Cognitive therapy is a form of therapy based on the model of emotional response .This is to say that our thoughts are directly connected to how we feel and is therefore, founded on the assumption that our thoughts and feelings are available to introspection. Because the focus of psychological problems and remedies are on the client’s cognitions, this type of therapy is called cognitive therapy (Beck, A. 1976). As a form of therapy, cognitive therapy is brief and directional, focusing on the clients thought processes above and below the level of awareness. Due to the limitation of the scope of this essay, I will give a brief overview on the history of Cognitive therapy, its goals and key concepts, the process and the therapeutic relationship. During this overview, I will mention some limitations of the therapy around the role of the therapeutic relationship in the process, and the loss of experiential learning that occurs with the directional aspect of the therapy and the education of the client about the process itself.

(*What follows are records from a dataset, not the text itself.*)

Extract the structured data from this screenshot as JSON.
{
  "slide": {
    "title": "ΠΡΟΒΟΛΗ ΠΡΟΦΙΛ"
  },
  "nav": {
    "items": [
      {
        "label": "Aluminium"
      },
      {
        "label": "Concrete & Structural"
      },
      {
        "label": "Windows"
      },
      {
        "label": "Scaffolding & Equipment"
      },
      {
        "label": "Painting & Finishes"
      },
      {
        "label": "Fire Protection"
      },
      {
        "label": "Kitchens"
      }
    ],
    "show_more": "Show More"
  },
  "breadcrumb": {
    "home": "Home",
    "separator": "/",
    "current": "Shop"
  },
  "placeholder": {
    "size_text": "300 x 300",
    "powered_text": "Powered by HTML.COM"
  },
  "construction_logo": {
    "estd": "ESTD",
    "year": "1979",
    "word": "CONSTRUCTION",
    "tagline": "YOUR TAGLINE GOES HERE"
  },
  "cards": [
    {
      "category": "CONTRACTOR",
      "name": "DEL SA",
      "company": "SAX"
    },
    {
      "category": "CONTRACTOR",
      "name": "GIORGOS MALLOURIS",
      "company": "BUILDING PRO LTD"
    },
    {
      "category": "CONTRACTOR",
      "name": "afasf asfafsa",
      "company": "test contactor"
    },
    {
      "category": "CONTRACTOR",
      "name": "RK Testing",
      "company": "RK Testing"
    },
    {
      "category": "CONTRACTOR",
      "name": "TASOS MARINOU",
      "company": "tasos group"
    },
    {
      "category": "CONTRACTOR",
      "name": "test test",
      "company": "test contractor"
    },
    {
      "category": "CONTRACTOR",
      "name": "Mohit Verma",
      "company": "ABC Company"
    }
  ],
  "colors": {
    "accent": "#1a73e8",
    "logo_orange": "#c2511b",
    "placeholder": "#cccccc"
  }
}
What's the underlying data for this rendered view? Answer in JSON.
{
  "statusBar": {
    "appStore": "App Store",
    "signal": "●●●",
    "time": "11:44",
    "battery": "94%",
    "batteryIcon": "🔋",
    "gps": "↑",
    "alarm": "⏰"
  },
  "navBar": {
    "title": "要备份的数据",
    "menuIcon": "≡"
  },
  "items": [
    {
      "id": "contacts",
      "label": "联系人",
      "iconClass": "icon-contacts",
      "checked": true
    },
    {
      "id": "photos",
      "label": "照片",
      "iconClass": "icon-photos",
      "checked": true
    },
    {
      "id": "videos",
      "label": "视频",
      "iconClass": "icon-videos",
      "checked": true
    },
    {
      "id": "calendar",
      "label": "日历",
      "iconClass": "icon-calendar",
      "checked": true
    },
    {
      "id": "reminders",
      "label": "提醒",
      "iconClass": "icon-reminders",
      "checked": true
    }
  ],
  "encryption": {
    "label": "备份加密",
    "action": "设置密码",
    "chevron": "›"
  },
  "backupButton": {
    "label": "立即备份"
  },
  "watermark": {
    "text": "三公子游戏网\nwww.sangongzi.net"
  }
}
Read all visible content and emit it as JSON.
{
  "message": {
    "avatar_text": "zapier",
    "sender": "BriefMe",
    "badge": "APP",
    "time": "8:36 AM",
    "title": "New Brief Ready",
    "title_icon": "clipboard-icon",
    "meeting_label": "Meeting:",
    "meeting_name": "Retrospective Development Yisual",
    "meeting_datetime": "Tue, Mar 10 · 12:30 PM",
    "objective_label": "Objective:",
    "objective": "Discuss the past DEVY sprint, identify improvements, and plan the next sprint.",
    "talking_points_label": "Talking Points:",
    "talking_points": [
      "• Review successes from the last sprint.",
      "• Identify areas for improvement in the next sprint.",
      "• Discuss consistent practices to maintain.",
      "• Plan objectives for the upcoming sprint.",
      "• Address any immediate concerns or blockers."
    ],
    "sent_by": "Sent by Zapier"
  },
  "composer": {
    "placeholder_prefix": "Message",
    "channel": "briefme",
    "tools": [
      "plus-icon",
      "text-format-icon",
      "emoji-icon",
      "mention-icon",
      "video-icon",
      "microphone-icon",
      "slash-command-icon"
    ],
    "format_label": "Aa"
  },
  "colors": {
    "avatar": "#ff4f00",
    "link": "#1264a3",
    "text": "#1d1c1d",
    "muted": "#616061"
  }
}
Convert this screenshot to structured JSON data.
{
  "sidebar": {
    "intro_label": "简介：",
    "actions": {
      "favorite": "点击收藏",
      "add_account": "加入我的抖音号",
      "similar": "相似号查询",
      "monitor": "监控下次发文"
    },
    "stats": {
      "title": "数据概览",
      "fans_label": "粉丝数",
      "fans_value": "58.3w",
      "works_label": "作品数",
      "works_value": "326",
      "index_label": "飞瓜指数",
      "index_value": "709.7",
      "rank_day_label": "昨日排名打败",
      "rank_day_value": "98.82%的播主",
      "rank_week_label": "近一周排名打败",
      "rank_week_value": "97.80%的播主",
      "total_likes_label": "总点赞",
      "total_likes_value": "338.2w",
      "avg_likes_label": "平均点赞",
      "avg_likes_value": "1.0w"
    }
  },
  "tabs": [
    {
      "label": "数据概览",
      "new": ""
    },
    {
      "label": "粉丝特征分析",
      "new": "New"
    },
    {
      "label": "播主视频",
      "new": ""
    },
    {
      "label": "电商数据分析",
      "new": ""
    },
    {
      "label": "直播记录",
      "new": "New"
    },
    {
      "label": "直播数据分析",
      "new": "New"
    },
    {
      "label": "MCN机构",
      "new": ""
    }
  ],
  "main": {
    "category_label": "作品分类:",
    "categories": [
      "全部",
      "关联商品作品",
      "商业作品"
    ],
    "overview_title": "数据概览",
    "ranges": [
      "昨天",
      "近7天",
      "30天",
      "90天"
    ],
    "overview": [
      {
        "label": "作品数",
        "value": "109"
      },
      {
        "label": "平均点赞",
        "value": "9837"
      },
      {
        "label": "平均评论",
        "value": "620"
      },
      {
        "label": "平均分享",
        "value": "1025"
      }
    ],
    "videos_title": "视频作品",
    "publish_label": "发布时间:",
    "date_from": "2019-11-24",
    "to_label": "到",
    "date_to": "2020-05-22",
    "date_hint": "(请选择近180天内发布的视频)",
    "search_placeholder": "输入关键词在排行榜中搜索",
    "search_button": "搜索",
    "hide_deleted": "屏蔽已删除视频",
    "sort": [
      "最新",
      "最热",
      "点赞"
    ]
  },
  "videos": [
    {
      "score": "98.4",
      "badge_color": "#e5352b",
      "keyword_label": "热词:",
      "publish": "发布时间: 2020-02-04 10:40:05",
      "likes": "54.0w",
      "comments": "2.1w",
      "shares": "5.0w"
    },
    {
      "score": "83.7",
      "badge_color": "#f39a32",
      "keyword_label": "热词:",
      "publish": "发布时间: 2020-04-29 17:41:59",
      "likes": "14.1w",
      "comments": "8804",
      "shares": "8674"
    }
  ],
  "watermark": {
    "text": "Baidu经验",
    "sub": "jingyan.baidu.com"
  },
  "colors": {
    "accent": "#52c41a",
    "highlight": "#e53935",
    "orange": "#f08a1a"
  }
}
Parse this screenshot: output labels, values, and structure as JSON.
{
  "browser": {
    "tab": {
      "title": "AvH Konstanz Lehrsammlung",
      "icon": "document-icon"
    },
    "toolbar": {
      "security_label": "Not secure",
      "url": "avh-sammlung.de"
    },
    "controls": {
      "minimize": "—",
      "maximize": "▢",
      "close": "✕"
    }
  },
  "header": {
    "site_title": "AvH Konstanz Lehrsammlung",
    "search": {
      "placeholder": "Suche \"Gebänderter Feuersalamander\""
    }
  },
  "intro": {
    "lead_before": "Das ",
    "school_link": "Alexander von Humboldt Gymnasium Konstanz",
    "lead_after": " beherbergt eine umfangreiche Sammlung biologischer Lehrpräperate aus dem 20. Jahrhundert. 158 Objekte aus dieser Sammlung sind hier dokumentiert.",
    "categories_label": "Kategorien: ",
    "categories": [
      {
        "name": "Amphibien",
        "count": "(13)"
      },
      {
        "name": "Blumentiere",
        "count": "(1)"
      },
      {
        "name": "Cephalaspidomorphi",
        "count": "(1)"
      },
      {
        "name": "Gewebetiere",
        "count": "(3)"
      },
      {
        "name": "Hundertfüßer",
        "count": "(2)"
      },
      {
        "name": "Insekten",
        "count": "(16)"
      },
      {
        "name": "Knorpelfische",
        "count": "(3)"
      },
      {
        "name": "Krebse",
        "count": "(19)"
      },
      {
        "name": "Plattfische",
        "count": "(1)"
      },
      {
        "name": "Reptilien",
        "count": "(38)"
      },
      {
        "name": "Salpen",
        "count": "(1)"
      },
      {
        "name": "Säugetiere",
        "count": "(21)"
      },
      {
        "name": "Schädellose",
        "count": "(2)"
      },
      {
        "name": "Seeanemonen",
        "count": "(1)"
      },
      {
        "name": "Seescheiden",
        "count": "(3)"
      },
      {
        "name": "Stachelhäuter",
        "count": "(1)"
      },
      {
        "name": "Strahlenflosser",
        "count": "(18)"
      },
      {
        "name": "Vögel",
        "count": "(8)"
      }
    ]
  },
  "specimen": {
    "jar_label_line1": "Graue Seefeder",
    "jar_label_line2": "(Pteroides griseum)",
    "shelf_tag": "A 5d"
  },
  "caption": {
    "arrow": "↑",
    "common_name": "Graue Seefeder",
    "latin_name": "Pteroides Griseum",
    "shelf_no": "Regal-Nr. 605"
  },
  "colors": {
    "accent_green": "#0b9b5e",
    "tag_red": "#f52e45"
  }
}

History of CBT
Cognitive Therapy was developed by Aaron T Beck as a result of his research on depression. He was born in Providence, Rhode Island in 1921. He initially practiced as a neurologist but switched to psychiatry during his residency. While attempting to validate Freud’s motivational model of the explanation of depression as self directed anger, Beck discovered patients were conceiving several streams of thought, simultaneously , some streams automatically and just below the conscious level. During a session with a particularly hostile patient, the patient disclosed that he experienced feelings of guilt in tandem with, and as a result of feelings of...